-- Opening Marker --
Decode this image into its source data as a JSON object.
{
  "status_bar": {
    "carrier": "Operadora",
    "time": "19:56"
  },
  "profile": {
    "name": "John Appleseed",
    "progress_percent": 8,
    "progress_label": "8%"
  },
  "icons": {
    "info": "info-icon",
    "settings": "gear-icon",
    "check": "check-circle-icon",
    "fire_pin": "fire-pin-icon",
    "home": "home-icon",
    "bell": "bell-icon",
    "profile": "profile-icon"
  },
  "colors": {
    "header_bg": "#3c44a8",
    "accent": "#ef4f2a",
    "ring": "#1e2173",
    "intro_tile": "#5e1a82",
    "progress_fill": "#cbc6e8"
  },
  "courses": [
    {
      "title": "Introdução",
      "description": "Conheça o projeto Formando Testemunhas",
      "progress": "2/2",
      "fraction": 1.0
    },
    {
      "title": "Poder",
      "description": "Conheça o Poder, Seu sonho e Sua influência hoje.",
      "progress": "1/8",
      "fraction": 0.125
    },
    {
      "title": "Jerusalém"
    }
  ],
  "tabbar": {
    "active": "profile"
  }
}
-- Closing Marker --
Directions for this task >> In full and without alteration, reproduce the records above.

Output for this exercise >>
Decode this image into its source data as a JSON object.
{
  "status_bar": {
    "carrier": "Operadora",
    "time": "19:56"
  },
  "profile": {
    "name": "John Appleseed",
    "progress_percent": 8,
    "progress_label": "8%"
  },
  "icons": {
    "info": "info-icon",
    "settings": "gear-icon",
    "check": "check-circle-icon",
    "fire_pin": "fire-pin-icon",
    "home": "home-icon",
    "bell": "bell-icon",
    "profile": "profile-icon"
  },
  "colors": {
    "header_bg": "#3c44a8",
    "accent": "#ef4f2a",
    "ring": "#1e2173",
    "intro_tile": "#5e1a82",
    "progress_fill": "#cbc6e8"
  },
  "courses": [
    {
      "title": "Introdução",
      "description": "Conheça o projeto Formando Testemunhas",
      "progress": "2/2",
      "fraction": 1.0
    },
    {
      "title": "Poder",
      "description": "Conheça o Poder, Seu sonho e Sua influência hoje.",
      "progress": "1/8",
      "fraction": 0.125
    },
    {
      "title": "Jerusalém"
    }
  ],
  "tabbar": {
    "active": "profile"
  }
}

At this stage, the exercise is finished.